Of course because CBD is currently it is being sold as a supplement, manufacturers aren't allowed to make any health claims but it is suggested that CBD could help with everything from chronic pain relief, anxiety, depression, nausea and insomnia, to diabetes, dementia, cancer, heart health, addiction, multiple sclerosis and arthritis.  Reflecting on the list of ailments and diseases that could be improved with CBD and balancing that with the reported side effects – which for most people are nonexistent – it is easy to see why the medical fraternity and beyond are so excited about it.


From our point of view, and having done our own research, we came to the conclusion that it was worth trying it on the basis that it would do no harm and potentially help with so many things.  For us the priorities were pain relief, sleep quality and post training inflammation – all relatively minor ailments but nevertheless, things that affect us every day.


We kept a diary of our symptoms and sleep stats from Fitbit before we started taking CBD and have been using that to understand the benefits and side effects of taking CBD.  We will share all of that in our follow up article. 


For now we want to address one final question …


CBD honey sticks


How do I know if it is pure?

Here is where it gets complicated because, it seems, you cannot always trust the label.  A study which examined the label accuracy of 84 CBD products sold online, including identification of present but unlabelled cannabinoids ”Labelling Accuracy of Cannabidiol Extracts Sold Online” published by the Journal of the American Medical Association in November 2018 detected THC in some CBD products at levels higher than is currently permitted by the FDA.

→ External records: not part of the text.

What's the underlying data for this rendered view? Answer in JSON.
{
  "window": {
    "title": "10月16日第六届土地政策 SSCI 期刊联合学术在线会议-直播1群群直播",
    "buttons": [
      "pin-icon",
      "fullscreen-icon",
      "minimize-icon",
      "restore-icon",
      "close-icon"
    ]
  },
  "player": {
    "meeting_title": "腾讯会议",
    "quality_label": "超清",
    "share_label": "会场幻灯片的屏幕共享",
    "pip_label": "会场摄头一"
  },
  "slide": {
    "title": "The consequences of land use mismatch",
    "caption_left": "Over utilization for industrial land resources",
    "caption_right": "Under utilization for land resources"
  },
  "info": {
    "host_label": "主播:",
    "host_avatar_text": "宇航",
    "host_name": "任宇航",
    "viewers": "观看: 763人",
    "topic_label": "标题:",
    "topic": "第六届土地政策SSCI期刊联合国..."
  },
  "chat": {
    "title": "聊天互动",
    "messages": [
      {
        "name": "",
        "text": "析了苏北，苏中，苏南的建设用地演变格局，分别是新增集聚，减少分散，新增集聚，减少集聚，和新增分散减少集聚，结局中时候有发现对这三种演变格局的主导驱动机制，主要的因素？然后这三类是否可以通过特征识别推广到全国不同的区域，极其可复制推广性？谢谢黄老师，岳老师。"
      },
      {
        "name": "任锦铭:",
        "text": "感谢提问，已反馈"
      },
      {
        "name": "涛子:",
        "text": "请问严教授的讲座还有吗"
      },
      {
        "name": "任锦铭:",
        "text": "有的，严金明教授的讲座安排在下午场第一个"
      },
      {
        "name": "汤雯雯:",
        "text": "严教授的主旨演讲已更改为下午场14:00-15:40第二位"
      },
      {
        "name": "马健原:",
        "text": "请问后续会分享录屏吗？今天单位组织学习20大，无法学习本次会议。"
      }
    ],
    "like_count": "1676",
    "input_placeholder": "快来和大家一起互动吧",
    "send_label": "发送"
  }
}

Their conclusions read “With respect to CBD, 43% of products were under-labelled and 26.19% were over-labelled.  THC was detected in 21% of the samples tested - the THC content observed may be sufficient to produce intoxication or impairment, especially among children … or to trigger a positive dope test”.


And these findings have been backed up by other studies.  So the big question is, how do you know you are getting what you are buying and only what you are buying?  We addressed this question to CBD Virtue, who sold only third party lab tested and certified pure Californian CBD.  They gave us this advice: “First look out for the source of the CBD.  Is it Chinese, Eastern European, Western European or genuine US CBD grown in Colorado or California?  Next check the amount of CBD in the product.  It should be marked in milligrams (mg) and it should be clear how much is in the whole package as well as how much is in each “serving”.  Some suppliers confuse buyers with “mg per litre” or “% of CBD” instead of clear dosage information.  Finally look for or ask for test certificates to show the product is free of residual solvents, heavy metals and other substances, and genuinely contains the amount of CBD on the label”.


If in doubt you can ask The Cannabinoid Trust for advice: on reputable suppliers and how to buy CBD.


Thanks to CBD Virtue we have been testing CBD in the following forms:

  • CBD Honey sticks containing 10mg of CBD per stick which can be sucked straight from the stick or stirred into drinks
  • CBD tincture which can be dropped into the mouth under the tongue, or stirred into food and drinks
  • Muscle Rub which does what it says on the tin!


And in addition to these products they offer CBD gummies, CBD roll-on for targeted pain relief, CBD body butter for inflammation and swelling, CBD aphrodisiac oil and a CBD foot rub.


We’ll be back to share our experience of taking CBD soon.



Web site design by GVC